Importance: The risk of cardiovascular disease (CVD) after infection is poorly understood.
Objective: To determine whether hospitalization for pneumonia is associated with an increased short-term and long-term risk of CVD.
Design, settings, and participants: We examined 2 community-based cohorts: the Cardiovascular Health Study (CHS, n = 5888; enrollment age, ≥65 years; enrollment period, 1989-1994) and the Atherosclerosis Risk in Communities study (ARIC, n = 15,792; enrollment age, 45-64 years; enrollment period, 1987-1989). Participants were followed up through December 31, 2010. We matched each participant hospitalized with pneumonia to 2 controls. Pneumonia cases and controls were followed for occurrence of CVD over 10 years after matching. We estimated hazard ratios (HRs) for CVD at different time intervals, adjusting for demographics, CVD risk factors, subclinical CVD, comorbidities, and functional status.
Exposures: Hospitalization for pneumonia.
Main outcomes and measures: Incident CVD (myocardial infarction, stroke, and fatal coronary heart disease).
Results: Of 591 pneumonia cases in CHS, 206 had CVD events over 10 years after pneumonia hospitalization.
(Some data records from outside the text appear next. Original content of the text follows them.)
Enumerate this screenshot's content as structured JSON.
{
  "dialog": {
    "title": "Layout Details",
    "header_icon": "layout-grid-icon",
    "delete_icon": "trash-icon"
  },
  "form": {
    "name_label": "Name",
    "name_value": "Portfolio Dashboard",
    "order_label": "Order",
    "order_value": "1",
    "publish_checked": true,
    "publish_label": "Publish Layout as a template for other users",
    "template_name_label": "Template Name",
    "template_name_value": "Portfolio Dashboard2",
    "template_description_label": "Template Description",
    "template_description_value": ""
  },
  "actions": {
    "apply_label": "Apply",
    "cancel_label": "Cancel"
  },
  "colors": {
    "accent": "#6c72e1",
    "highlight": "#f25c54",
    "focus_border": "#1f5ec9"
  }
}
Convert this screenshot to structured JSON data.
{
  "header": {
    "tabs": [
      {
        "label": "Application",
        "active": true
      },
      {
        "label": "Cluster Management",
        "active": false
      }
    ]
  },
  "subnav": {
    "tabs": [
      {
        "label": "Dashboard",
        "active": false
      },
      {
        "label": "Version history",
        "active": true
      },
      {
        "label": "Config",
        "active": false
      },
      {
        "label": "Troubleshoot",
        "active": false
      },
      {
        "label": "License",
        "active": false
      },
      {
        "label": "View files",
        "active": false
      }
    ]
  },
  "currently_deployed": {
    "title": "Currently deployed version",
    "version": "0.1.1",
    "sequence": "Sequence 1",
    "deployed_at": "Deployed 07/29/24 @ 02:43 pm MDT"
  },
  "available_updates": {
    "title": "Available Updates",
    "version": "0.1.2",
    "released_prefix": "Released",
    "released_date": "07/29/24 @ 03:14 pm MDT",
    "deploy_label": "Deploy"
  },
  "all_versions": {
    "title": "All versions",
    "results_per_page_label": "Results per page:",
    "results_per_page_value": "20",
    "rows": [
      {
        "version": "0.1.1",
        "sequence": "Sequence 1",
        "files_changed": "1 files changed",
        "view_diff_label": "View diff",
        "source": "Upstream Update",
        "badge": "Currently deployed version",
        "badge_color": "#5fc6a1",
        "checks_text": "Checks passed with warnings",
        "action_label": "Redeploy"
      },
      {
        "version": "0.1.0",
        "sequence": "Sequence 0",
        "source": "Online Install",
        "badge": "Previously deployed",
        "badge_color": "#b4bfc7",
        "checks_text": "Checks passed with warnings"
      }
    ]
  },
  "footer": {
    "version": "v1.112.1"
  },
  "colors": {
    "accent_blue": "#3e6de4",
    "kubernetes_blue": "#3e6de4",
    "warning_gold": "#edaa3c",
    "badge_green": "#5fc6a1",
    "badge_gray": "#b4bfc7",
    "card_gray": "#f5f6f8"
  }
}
CVD risk after pneumonia was highest in the first year. CVD occurred in 54 cases and 6 controls in the first 30 days (HR, 4.07; 95% CI, 2.86-5.27); 11 cases and 9 controls between 31 and 90 days (HR, 2.94; 95% CI, 2.18-3.70); and 22 cases and 55 controls between 91 days and 1 year (HR, 2.10; 95% CI, 1.59-2.60). Additional CVD risk remained elevated into the tenth year, when 4 cases and 12 controls developed CVD (HR, 1.86; 95% CI, 1.18-2.55). In ARIC, of 680 pneumonia cases, 112 had CVD over 10 years after hospitalization. CVD occurred in 4 cases and 3 controls in the first 30 days (HR, 2.38; 95% CI, 1.12-3.63); 4 cases and 0 controls between 31 and 90 days (HR, 2.40; 95% CI, 1.23-3.47); 11 cases and 8 controls between 91 days and 1 year (HR, 2.19; 95% CI, 1.20-3.19); and 8 cases and 7 controls during the second year (HR, 1.88; 95% CI, 1.10-2.66). After the second year, the HRs were no longer statistically significant.
Conclusions and relevance: Hospitalization for pneumonia was associated with increased short-term and long-term risk of CVD, suggesting that pneumonia may be a risk factor for CVD.